|Blues President John Davidson (right) and T.J. Oshie pose for a photo after Oshie signed his first professional contract on May 13, 2008. |
Better late than never, they say, and that’s certainly the case when it comes to Blues prospect T.J. Oshie
Despite having the strength and skill necessary to succeed at the highest level, Oshie passed up opportunities to turn pro, instead opting to return to the University of North Dakota for another shot at a national title.
But that was then.
This is now, and Oshie says he’s ready to drop the puck on his professional career.
“Last year, I think mostly it was just maturity,” he said about the decision to return to college for another season. “I don’t think I was quite ready to grow up and be a professional player. Now I think I am, and I’m ready to go.”
Oshie proved it by signing his first professional contract with the Blues on Tuesday, officially closing the book on a college career that included three Frozen Four appearances, Hobey Baker Award consideration as college hockey’s most valuable player and 142 points (59 goals, 83 assists) in 129 games.
Leaving behind success like that certainly didn’t come easy for the Blues’ first round draft pick in 2005.
“We’re all best friends on the team, we’re all a tight group of guys and we battle for each other,” Oshie said about his North Dakota teammates. “It was really tough. After our last game there, I kinda knew it was the last time I’d be hanging the (Fighting Sioux jersey) up. It’s pretty emotional, but I’m proud to throw a (Blues sweater) over it now.”
For Blues management, who has shown patience as they wait for the team’s prospects to develop, this week’s events have been a long time in the making. Lars Eller, who was the team’s first round pick (13th overall) in 2007, also signed his first pro contract this week.
“It’s an exciting time for our hockey club,” said Blues President John Davidson. “We’ve been talking a lot about our future and we’ve got a couple of key components right here that are a big part of the future of the Blues.”
“We’re committed to young players, and with Lars Eller and T.J. Oshie
, we’ve added two more ingredients to our team. It’s an encouraging sign to see these young guys sign,” added Blues coach Andy Murray. “You come to training camp with the idea that you’re going to make the Blues, not next year, not the year after, but this year. That’s what we expect. And if they can help make us a better team, they’ll be in our lineup on opening night."
Oshie becomes the first player to leave UND this season for the pros. In recent years, the Fighting Sioux have lost Chicago’s Jonathan Toews and Ottawa’s Brian Lee to the lure of professional hockey.
“T.J. is ready for this step in his career,” North Dakota coach Dave Hakstol told the Grand Forks Herald. “Getting to the NHL is a big step and nobody takes it for granted, but in my opinion, he’s ready for that challenge.
“I think he’s one of those special players that only comes around every so often. The level he plays at every single night is something special. You can think to all areas of his game – the highlight hits, the highlight back-checks, the highlight defensive plays and the highlight-reel goals. The energy and passion he plays the game with is special.”

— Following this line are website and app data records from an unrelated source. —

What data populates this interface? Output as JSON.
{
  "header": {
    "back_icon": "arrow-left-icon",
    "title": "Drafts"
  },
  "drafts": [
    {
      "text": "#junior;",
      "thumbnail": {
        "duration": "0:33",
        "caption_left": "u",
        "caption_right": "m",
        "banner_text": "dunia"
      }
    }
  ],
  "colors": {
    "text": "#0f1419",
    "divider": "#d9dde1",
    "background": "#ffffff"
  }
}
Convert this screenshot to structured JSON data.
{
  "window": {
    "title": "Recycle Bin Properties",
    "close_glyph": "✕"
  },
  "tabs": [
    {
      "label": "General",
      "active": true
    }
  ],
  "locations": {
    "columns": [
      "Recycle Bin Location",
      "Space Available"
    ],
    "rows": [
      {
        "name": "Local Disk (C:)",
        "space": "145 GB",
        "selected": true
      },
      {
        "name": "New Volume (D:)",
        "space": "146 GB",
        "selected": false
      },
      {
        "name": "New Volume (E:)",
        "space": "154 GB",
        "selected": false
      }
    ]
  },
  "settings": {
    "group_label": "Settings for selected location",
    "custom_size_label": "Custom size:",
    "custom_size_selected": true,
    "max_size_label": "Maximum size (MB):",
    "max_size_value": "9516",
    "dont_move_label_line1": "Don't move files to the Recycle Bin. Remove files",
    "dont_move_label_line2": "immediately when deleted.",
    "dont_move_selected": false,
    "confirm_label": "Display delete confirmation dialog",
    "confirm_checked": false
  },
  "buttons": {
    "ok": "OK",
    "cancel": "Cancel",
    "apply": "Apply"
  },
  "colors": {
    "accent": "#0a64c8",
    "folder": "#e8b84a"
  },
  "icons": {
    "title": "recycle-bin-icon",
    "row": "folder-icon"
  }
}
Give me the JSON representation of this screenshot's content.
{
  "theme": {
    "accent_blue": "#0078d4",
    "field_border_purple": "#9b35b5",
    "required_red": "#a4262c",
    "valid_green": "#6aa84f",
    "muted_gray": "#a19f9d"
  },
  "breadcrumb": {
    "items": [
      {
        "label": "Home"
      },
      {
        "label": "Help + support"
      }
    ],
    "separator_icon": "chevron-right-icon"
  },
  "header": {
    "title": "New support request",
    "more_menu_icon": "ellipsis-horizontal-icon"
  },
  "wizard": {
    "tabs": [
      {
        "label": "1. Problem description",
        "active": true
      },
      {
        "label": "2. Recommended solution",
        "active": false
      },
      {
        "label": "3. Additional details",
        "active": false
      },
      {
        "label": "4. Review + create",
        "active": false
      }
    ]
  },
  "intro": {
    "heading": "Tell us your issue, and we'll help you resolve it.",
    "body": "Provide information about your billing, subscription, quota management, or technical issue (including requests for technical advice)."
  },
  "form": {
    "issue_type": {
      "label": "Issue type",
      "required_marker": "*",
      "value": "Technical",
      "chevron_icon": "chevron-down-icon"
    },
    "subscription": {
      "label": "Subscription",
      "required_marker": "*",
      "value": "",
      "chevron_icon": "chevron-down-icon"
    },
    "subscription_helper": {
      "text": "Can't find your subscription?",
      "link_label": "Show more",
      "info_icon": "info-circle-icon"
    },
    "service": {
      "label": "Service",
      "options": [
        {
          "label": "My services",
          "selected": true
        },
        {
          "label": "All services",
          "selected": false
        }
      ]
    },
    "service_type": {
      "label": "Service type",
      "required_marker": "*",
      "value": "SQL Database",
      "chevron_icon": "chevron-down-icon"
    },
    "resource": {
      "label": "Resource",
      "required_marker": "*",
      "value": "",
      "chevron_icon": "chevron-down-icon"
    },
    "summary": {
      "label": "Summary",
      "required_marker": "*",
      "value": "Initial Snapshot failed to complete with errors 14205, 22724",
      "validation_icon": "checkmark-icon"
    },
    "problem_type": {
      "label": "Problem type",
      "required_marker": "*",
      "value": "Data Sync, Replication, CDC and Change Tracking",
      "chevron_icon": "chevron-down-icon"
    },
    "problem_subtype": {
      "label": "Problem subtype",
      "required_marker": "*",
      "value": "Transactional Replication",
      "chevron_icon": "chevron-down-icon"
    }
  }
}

Oshie hopes to be part of the Blues roster when the season starts again in October. But for now, he’s trying to enjoy the first few days of being a pro.
“It’s all I thought it would be,” he said. “I’ve been waiting a long time for this (and) it’s finally coming true.”